* Your objective
Return every line of the listing exactly as written.

::::::::::

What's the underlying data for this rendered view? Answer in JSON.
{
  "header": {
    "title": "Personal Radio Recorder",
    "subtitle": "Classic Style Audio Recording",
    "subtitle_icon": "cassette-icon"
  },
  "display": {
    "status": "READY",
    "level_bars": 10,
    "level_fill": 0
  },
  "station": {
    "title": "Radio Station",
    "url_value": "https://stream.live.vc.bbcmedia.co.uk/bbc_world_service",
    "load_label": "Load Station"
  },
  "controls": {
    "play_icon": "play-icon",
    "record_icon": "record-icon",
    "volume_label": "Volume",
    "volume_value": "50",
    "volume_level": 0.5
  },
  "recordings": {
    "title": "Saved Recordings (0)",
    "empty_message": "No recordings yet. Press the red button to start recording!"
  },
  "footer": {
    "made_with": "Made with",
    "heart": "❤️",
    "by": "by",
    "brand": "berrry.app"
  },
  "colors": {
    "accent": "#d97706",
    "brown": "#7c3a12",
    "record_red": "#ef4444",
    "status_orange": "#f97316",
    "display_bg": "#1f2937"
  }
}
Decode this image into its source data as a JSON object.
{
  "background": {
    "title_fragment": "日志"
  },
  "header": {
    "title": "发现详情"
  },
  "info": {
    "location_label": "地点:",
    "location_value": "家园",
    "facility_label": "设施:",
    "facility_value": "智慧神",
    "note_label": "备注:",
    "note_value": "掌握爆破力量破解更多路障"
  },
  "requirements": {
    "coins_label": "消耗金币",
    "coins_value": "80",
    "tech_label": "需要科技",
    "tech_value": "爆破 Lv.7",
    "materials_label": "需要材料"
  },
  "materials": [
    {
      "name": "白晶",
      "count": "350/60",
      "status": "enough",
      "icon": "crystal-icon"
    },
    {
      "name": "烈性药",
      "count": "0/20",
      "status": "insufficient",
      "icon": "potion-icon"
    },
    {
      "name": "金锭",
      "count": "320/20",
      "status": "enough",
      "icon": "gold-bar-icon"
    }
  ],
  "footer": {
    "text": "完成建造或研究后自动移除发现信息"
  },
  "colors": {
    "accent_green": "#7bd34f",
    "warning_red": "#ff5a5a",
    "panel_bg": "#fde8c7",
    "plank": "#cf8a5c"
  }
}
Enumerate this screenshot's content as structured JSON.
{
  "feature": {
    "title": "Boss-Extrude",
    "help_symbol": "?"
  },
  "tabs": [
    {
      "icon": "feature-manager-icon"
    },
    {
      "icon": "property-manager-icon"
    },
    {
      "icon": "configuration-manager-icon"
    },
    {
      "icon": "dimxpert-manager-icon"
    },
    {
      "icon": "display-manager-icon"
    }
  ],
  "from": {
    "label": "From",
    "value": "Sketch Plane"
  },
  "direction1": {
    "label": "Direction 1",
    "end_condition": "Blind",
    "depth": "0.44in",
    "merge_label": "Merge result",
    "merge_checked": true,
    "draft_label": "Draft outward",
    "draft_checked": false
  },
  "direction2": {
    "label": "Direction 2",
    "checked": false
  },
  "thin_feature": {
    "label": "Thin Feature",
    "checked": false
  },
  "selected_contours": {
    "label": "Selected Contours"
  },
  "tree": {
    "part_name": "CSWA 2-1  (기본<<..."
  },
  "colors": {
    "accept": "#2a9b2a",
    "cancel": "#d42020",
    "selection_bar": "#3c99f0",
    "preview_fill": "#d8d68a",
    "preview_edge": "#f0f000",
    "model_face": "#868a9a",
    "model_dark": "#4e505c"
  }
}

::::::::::

* Result of this task
What's the underlying data for this rendered view? Answer in JSON.
{
  "header": {
    "title": "Personal Radio Recorder",
    "subtitle": "Classic Style Audio Recording",
    "subtitle_icon": "cassette-icon"
  },
  "display": {
    "status": "READY",
    "level_bars": 10,
    "level_fill": 0
  },
  "station": {
    "title": "Radio Station",
    "url_value": "https://stream.live.vc.bbcmedia.co.uk/bbc_world_service",
    "load_label": "Load Station"
  },
  "controls": {
    "play_icon": "play-icon",
    "record_icon": "record-icon",
    "volume_label": "Volume",
    "volume_value": "50",
    "volume_level": 0.5
  },
  "recordings": {
    "title": "Saved Recordings (0)",
    "empty_message": "No recordings yet. Press the red button to start recording!"
  },
  "footer": {
    "made_with": "Made with",
    "heart": "❤️",
    "by": "by",
    "brand": "berrry.app"
  },
  "colors": {
    "accent": "#d97706",
    "brown": "#7c3a12",
    "record_red": "#ef4444",
    "status_orange": "#f97316",
    "display_bg": "#1f2937"
  }
}
Decode this image into its source data as a JSON object.
{
  "background": {
    "title_fragment": "日志"
  },
  "header": {
    "title": "发现详情"
  },
  "info": {
    "location_label": "地点:",
    "location_value": "家园",
    "facility_label": "设施:",
    "facility_value": "智慧神",
    "note_label": "备注:",
    "note_value": "掌握爆破力量破解更多路障"
  },
  "requirements": {
    "coins_label": "消耗金币",
    "coins_value": "80",
    "tech_label": "需要科技",
    "tech_value": "爆破 Lv.7",
    "materials_label": "需要材料"
  },
  "materials": [
    {
      "name": "白晶",
      "count": "350/60",
      "status": "enough",
      "icon": "crystal-icon"
    },
    {
      "name": "烈性药",
      "count": "0/20",
      "status": "insufficient",
      "icon": "potion-icon"
    },
    {
      "name": "金锭",
      "count": "320/20",
      "status": "enough",
      "icon": "gold-bar-icon"
    }
  ],
  "footer": {
    "text": "完成建造或研究后自动移除发现信息"
  },
  "colors": {
    "accent_green": "#7bd34f",
    "warning_red": "#ff5a5a",
    "panel_bg": "#fde8c7",
    "plank": "#cf8a5c"
  }
}
Enumerate this screenshot's content as structured JSON.
{
  "feature": {
    "title": "Boss-Extrude",
    "help_symbol": "?"
  },
  "tabs": [
    {
      "icon": "feature-manager-icon"
    },
    {
      "icon": "property-manager-icon"
    },
    {
      "icon": "configuration-manager-icon"
    },
    {
      "icon": "dimxpert-manager-icon"
    },
    {
      "icon": "display-manager-icon"
    }
  ],
  "from": {
    "label": "From",
    "value": "Sketch Plane"
  },
  "direction1": {
    "label": "Direction 1",
    "end_condition": "Blind",
    "depth": "0.44in",
    "merge_label": "Merge result",
    "merge_checked": true,
    "draft_label": "Draft outward",
    "draft_checked": false
  },
  "direction2": {
    "label": "Direction 2",
    "checked": false
  },
  "thin_feature": {
    "label": "Thin Feature",
    "checked": false
  },
  "selected_contours": {
    "label": "Selected Contours"
  },
  "tree": {
    "part_name": "CSWA 2-1  (기본<<..."
  },
  "colors": {
    "accept": "#2a9b2a",
    "cancel": "#d42020",
    "selection_bar": "#3c99f0",
    "preview_fill": "#d8d68a",
    "preview_edge": "#f0f000",
    "model_face": "#868a9a",
    "model_dark": "#4e505c"
  }
}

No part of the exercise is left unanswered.